• _Directions for this task_
Reply with one number: the count of lines in the listing that contain the string "name".

*** Supplied material Section Begins ***

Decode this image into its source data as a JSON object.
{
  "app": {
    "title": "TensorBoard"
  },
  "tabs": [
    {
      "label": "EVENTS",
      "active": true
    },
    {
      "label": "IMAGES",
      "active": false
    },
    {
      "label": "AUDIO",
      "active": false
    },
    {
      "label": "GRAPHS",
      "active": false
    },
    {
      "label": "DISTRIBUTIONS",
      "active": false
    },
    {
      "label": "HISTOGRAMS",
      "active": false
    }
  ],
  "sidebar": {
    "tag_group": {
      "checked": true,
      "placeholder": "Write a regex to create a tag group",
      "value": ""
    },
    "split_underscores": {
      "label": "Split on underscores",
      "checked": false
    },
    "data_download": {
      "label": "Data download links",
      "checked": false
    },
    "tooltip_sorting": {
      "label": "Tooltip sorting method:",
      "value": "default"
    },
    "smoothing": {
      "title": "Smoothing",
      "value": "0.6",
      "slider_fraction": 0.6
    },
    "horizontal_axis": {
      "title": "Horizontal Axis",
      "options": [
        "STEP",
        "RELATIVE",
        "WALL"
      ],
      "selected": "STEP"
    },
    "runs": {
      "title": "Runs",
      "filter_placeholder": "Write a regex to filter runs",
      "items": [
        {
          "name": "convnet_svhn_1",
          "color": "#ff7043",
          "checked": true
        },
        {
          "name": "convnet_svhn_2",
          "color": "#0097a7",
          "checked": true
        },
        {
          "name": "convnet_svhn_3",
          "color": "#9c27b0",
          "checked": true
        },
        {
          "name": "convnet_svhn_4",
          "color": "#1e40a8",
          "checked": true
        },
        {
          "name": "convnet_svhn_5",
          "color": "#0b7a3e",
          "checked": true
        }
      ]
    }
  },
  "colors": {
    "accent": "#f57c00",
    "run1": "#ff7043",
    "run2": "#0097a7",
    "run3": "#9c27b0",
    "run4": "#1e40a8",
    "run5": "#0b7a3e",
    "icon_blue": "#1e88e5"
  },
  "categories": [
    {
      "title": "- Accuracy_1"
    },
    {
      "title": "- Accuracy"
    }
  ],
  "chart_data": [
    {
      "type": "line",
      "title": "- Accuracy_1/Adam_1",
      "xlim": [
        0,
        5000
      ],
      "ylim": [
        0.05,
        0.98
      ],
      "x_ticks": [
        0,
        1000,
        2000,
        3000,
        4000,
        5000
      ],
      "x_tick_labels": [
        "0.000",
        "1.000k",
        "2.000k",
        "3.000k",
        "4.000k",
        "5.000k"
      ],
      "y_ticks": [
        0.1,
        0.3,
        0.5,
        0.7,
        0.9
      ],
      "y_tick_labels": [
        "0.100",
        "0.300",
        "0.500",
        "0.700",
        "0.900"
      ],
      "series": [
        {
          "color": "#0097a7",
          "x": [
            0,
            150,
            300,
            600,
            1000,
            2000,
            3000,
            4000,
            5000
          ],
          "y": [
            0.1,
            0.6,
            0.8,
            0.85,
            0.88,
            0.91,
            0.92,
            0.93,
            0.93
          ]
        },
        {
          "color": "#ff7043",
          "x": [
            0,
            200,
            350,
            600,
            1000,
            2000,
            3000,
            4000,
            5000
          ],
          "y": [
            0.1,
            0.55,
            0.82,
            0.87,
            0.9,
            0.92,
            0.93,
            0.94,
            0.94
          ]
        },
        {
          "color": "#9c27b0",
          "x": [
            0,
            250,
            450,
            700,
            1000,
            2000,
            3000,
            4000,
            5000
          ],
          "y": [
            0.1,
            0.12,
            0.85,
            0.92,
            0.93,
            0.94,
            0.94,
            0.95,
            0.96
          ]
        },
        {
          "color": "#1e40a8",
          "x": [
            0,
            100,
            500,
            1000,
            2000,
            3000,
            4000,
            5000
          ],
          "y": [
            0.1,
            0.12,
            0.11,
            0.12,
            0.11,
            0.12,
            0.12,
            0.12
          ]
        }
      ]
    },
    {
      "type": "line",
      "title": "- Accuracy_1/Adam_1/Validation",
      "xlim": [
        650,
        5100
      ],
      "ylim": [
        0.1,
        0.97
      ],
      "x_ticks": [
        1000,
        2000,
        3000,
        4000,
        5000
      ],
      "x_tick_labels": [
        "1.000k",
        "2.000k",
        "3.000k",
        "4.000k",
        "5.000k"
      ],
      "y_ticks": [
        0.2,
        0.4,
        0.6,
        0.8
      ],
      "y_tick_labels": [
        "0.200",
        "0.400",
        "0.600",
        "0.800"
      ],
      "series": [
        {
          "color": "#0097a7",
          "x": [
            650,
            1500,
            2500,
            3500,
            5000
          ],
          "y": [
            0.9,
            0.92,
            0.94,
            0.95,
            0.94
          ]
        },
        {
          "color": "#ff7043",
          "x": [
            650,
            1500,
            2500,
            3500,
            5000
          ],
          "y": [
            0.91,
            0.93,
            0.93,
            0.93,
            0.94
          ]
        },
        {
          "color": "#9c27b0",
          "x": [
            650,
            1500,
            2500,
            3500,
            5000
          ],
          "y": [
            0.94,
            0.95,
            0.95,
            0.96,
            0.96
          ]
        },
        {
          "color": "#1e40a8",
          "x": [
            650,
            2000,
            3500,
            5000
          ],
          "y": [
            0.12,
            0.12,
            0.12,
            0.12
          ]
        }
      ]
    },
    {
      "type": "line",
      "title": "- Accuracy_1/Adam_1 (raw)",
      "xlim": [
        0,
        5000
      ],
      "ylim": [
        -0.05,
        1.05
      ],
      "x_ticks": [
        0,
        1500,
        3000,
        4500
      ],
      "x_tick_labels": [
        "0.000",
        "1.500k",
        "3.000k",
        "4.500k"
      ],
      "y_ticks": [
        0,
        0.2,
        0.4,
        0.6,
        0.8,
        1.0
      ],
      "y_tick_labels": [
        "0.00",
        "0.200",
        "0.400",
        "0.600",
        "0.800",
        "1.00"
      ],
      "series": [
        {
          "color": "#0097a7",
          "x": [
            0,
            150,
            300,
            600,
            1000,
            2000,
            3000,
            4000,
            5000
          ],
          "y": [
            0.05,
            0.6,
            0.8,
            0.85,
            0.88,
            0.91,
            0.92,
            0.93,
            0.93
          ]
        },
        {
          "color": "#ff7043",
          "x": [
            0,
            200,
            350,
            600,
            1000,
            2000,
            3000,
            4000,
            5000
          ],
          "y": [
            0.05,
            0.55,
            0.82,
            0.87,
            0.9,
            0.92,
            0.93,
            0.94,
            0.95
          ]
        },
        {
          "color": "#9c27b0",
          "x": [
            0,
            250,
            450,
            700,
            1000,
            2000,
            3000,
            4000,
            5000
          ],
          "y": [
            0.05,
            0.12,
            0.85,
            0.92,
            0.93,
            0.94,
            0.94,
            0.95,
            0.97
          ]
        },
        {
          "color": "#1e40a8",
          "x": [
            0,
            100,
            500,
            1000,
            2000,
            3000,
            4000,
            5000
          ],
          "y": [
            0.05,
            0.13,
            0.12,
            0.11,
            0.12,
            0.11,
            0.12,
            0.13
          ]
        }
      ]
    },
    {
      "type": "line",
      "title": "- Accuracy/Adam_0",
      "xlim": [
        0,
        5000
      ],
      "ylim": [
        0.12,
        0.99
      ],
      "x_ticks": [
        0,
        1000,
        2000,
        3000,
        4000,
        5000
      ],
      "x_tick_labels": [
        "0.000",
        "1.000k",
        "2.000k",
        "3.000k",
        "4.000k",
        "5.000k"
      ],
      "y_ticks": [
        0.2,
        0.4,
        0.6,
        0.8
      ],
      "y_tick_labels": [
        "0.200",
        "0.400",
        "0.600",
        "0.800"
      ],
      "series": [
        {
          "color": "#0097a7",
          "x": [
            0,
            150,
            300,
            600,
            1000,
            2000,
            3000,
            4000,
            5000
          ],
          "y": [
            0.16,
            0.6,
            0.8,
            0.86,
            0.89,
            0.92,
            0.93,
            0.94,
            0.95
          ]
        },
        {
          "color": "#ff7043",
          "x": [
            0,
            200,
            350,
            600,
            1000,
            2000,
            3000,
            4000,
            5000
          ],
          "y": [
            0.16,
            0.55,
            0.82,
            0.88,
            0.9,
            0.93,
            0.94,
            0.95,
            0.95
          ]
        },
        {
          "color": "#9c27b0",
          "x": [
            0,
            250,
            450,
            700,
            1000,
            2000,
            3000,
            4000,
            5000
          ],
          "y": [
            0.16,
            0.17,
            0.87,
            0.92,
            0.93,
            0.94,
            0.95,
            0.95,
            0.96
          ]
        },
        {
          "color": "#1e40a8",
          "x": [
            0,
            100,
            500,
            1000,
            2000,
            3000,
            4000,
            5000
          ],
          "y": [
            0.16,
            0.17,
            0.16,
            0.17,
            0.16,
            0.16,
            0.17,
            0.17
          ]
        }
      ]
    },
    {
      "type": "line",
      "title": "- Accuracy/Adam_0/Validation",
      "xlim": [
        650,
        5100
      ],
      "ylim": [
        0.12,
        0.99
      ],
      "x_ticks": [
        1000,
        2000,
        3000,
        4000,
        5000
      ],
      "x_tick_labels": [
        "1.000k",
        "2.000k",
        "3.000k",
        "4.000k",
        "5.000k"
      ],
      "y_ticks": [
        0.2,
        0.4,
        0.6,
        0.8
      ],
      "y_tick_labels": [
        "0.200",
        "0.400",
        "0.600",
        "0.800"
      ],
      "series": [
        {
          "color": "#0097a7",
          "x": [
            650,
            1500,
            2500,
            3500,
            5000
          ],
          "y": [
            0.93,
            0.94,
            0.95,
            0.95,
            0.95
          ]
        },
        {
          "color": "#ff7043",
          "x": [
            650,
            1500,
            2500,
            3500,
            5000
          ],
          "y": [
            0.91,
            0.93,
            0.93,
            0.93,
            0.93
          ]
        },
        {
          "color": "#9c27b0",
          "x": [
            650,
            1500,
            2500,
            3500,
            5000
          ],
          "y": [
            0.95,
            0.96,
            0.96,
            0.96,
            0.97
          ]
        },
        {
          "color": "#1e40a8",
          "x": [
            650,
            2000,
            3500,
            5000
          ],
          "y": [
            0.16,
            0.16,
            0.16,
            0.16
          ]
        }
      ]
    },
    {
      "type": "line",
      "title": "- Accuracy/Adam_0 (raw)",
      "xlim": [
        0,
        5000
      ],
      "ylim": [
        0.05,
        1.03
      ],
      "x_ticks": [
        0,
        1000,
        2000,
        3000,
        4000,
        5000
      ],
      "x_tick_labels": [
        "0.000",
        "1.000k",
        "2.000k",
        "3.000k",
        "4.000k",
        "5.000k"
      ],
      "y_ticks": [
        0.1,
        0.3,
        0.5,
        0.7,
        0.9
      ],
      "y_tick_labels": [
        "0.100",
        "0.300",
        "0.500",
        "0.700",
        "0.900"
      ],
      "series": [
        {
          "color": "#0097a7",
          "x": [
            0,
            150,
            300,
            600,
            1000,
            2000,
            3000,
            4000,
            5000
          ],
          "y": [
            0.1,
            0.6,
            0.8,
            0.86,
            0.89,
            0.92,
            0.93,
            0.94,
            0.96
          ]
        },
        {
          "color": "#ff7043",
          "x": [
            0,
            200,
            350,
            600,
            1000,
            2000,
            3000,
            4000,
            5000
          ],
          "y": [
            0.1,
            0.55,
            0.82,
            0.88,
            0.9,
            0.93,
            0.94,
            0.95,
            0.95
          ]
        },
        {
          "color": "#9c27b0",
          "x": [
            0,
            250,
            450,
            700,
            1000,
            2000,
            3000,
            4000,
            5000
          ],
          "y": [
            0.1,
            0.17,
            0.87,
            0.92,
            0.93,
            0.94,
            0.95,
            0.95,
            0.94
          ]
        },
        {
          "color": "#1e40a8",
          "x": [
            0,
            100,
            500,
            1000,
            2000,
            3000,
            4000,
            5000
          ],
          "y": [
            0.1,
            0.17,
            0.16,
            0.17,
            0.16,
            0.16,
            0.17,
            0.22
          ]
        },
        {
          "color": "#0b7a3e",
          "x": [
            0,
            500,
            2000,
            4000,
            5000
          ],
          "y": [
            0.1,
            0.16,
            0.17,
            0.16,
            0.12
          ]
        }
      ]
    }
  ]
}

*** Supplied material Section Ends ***

• _Written answer_
5